The Port of Dunkirk is facing heavy losses following the devastation wrought by hurricanes Irma and Maria to the banana industries of Martinique and Guadeloupe.
The port is the entry point for Caribbean bananas arriving into Europe, handling around 270,000 tonnes a year (70,000 tonnes from Guadeloupe and 200,000 from Martinique).
A spokesperson at managing authority the Grand Port Maritime of Dunkirk told France’s La Voix du Nord that it was still too early to get a complete assessment of the impact of the hurricanes. However, with an estimated 60 per cent of Martinique’s banana plantations and virtually the entire Guadeloupe industry affected, the port is facing a probable loss of almost 200,000 tonnes of traffic.
Last week Philippe Ruelle, CEO of the Union of Banana Groups of Martinique and Guadeloupe (UGPBAN), said it would take at least two years for the industry to get back on track.
“All the plants’ roots have been destroyed. Output will fall from 5,000 tonnes per week to 500 tonnes,” he said. “It will be nine months before cultivation starts up again, but the return to normal will take at least two years because plants will not become productive straight away.”
UGPBAN recently invested in a new packing line in Dunkirk as part of an initiative to label bananas with the Tricolor in order to highlight their French origin.
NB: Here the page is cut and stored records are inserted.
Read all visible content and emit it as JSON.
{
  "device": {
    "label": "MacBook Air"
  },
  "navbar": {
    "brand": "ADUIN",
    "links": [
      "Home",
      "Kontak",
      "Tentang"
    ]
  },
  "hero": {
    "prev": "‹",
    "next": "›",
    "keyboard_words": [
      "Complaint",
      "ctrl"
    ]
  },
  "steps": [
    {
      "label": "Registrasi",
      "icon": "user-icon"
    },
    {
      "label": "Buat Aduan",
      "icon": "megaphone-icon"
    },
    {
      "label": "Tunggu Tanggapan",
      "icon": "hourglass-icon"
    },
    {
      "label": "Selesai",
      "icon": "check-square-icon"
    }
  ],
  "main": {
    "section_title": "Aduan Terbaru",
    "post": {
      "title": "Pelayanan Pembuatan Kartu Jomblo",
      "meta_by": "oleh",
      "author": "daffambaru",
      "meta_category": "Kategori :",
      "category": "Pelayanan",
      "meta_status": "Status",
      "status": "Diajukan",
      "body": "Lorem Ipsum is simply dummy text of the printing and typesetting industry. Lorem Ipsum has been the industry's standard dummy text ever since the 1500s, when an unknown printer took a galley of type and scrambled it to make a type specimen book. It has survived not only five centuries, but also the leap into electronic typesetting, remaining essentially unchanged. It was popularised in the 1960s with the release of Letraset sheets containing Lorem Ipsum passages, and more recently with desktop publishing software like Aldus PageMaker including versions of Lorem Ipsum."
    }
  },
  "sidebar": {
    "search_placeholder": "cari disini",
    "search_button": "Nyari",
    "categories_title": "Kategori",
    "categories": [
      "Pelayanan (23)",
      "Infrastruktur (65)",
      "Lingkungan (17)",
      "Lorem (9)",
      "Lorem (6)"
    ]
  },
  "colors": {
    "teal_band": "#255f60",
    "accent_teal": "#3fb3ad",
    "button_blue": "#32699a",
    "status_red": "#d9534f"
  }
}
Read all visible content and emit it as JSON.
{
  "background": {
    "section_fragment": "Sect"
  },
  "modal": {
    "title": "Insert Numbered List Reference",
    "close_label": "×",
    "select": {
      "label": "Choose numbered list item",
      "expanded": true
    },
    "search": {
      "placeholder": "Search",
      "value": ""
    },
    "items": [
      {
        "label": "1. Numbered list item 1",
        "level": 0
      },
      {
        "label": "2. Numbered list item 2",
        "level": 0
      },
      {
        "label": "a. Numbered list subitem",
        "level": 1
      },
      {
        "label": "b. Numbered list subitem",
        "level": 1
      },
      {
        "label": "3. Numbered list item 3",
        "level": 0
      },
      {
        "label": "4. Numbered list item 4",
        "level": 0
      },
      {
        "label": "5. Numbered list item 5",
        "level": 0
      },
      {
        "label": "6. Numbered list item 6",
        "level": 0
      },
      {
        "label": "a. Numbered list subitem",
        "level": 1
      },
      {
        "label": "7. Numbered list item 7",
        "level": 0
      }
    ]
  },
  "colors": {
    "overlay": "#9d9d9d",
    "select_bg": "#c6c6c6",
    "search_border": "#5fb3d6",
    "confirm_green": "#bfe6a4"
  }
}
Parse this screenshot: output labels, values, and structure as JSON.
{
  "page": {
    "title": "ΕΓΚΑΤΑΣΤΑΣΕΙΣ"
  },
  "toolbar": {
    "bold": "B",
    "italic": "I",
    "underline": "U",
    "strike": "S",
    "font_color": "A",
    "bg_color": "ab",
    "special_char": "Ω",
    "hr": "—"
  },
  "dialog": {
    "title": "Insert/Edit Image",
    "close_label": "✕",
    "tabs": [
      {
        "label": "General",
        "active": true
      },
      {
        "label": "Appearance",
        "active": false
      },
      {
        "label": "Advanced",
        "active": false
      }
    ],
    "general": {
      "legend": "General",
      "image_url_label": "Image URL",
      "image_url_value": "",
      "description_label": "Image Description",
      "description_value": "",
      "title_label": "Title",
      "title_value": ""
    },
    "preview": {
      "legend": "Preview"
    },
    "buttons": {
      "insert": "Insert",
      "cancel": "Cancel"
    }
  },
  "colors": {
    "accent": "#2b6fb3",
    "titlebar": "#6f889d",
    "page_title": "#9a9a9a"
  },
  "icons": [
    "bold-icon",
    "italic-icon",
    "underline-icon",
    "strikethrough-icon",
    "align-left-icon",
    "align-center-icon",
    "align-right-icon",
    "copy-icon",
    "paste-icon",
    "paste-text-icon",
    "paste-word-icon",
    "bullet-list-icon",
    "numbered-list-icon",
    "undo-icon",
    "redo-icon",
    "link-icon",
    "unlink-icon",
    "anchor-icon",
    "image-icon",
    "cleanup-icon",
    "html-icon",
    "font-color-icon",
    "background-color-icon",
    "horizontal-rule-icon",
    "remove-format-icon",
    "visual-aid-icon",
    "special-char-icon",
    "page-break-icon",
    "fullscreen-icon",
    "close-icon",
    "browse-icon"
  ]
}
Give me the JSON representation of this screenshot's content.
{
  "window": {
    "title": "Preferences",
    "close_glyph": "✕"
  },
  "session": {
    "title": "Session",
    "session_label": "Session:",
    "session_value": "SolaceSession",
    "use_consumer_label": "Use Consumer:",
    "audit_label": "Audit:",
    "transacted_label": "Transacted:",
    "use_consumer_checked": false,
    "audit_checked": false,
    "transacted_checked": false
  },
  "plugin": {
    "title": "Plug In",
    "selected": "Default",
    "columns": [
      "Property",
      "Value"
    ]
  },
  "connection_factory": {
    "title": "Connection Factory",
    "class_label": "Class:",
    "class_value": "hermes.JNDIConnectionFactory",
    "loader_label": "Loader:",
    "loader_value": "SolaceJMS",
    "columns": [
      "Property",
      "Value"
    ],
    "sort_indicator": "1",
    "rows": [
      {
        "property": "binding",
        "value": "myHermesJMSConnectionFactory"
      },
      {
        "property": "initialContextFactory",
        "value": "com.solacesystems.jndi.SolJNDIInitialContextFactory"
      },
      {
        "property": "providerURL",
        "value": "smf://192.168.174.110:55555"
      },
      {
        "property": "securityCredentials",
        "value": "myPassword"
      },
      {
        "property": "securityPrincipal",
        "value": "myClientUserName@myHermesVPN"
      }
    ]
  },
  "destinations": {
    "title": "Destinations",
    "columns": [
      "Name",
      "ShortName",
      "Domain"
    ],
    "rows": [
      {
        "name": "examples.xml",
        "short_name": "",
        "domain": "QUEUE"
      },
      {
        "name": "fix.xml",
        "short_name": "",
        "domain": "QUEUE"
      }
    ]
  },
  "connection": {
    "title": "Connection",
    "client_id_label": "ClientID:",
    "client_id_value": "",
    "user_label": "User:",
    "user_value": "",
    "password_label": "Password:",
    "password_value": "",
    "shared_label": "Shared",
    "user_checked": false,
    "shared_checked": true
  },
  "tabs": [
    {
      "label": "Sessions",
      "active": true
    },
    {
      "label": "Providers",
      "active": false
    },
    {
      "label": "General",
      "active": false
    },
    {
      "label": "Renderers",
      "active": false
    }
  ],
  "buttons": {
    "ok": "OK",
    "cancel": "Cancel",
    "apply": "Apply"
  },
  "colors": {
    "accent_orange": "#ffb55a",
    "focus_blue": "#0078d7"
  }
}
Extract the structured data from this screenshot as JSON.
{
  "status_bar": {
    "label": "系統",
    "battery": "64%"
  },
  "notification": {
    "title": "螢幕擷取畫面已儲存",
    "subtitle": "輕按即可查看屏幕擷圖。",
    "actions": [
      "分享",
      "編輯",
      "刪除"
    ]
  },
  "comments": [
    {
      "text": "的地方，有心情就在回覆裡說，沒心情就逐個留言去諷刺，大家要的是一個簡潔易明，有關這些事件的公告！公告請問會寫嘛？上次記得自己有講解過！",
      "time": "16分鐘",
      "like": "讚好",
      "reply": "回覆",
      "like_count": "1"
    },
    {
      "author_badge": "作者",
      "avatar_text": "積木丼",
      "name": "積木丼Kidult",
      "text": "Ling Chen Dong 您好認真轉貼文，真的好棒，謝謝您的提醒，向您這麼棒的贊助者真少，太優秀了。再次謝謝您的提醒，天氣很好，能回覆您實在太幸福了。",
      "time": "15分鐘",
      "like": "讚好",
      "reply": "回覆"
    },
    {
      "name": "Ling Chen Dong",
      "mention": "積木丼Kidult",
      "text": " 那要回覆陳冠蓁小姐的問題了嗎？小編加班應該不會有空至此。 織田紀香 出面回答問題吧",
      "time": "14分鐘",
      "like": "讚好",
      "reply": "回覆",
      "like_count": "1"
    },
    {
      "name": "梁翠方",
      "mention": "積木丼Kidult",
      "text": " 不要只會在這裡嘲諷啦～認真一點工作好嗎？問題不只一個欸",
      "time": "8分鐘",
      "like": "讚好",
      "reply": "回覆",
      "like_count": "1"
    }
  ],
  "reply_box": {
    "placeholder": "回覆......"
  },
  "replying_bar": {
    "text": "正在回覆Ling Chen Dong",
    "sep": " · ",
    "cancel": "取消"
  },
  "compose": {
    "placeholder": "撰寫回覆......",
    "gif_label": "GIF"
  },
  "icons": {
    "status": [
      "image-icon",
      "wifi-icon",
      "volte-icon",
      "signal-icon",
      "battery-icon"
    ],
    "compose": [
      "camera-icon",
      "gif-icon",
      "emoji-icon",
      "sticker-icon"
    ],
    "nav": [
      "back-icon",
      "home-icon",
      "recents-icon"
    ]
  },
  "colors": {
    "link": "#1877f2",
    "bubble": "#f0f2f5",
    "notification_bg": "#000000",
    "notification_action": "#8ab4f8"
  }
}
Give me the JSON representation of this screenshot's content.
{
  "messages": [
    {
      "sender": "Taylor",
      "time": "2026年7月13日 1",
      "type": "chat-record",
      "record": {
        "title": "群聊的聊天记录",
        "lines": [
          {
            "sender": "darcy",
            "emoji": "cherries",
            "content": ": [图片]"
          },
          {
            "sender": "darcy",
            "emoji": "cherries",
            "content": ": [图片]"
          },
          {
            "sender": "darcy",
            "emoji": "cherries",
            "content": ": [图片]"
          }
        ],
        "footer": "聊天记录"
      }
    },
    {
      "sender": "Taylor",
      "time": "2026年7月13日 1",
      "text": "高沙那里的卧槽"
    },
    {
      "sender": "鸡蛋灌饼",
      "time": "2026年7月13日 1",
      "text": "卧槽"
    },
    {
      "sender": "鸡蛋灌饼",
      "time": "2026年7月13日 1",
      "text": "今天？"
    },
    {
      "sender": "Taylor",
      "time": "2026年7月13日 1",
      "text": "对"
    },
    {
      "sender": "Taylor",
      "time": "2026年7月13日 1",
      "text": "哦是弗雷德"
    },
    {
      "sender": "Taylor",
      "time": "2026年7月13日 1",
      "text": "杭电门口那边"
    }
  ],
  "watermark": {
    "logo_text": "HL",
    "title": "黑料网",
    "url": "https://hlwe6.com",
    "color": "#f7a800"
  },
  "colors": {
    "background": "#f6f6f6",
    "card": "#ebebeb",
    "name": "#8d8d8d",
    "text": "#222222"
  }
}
Ruelle said the production line would continue to run in spite of the lower volume.